But pointing this out gets you into trouble.  Fundamentalists, in particular, don’t want to believe that the earliest drafts of The Bible were written between 80 and 100 years after Christ’s death and that there weren’t any references to “virgin births”, “miracles” or “resurrections”.  Those unsubstantiated events were added in later.  Remember, there were no reporters covering his short life.  There were only tales passed on through the generations.  By the time these stories were written down it was virtually impossible to have every possible detail authenticated by reliable, trustworthy authorities.  And remember, it was a very superstitious time.  People were easier to fool back then, although one could successfully argue that that hasn’t changed in modern times.
 
It’s nothing new to hear people condemn a piece of entertainment without actually seeing it.  Remember the outrages over American Psycho, Karla, Brokeback Mountain and The Last Temptation Of Christ, to name but four examples?  There were a number of people who were against the making of all those movies.  There were protests, calls for boycotts.  It was all ridiculous.  At the end of the day, you look really foolish criticizing a movie or a TV show that you can’t be bothered to watch yourself.  Besides, having your intelligence constantly insulted is the only truly offensive thing about entertainment, which happens far too often.
 
When I was a kid I remember the whole controversy about Temptation Of Christ, in particular.  I was a still a faithful churchgoer at the time and was particularly upset about something I saw on Entertainment Tonight.  There was a report that mentioned this particular line of dialogue:  “God sleeps between your legs,” or something like that.  You get the basic idea.  As a result, I was greatly offended and misguidedly rooted on the protestors hoping they would be successful in making the movie a failure.
 
In 2001, I finally screened the movie, 5 years after I became an atheist.  That “offensive” line was never mentioned in the movie.  Even if it was, it wouldn’t have changed the fact that this is one of Martin Scorsese’s most compelling films.  I found it endlessly entertaining and thought provoking even though it erroneously believes Jesus was a miracle man, yet another scientific impossibility.  The bottom line is I was wrong to condemn Temptation without screening it.  That’s why I have no opinion on The Lost Tomb Of Jesus.  You can’t criticize what you haven’t seen.
 
So, the next time Warren Kinsella or William Donohue or somebody from Fox News raises hell over another TV special like The Lost Tomb Of Jesus, be skeptical of their outrage.  Chances are they haven’t seen it, either.
 
Dennis Earl
Hamilton, Ontario, Canada
Thursday, March 1, 2007
5:30 p.m.
 
UPDATE:  Good news for Canadian viewers.  Marianne Meed Ward, a Toronto Sun columnist, mentioned in her Sunday column that The Lost Tomb Of Jesus will be airing in the Great White North on Vision TV Tuesday, March 6 at 8 p.m.  So, the 2-hour special will be seen up here after all.
 
Dennis Earl
Hamilton, Ontario, Canada
Sunday, March 4, 2007
12:52 p.m.
Advertisements
Published in: on March 1, 2007 at 5:37 pm  Leave a Comment  

The URI to TrackBack this entry is: https://dennisearl.wordpress.com/2007/03/01/you-cant-condemn-what-you-havent-seen/trackback/

RSS feed for comments on this post.

Leave a Reply

Fill in your details below or click an icon to log in:

WordPress.com Logo

You are commenting using your WordPress.com account.
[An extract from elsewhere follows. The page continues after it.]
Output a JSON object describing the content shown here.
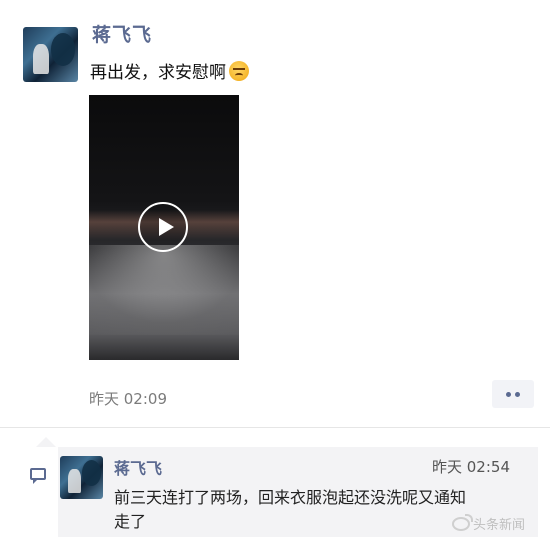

Log Out / Change )

Twitter picture

You are commenting using your Twitter account. Log Out / Change )

Facebook photo

You are commenting using your Facebook account. Log Out / Change )

Google+ photo

You are commenting using your Google+ account. Log Out / Change )

Connecting to %s

%d bloggers like this: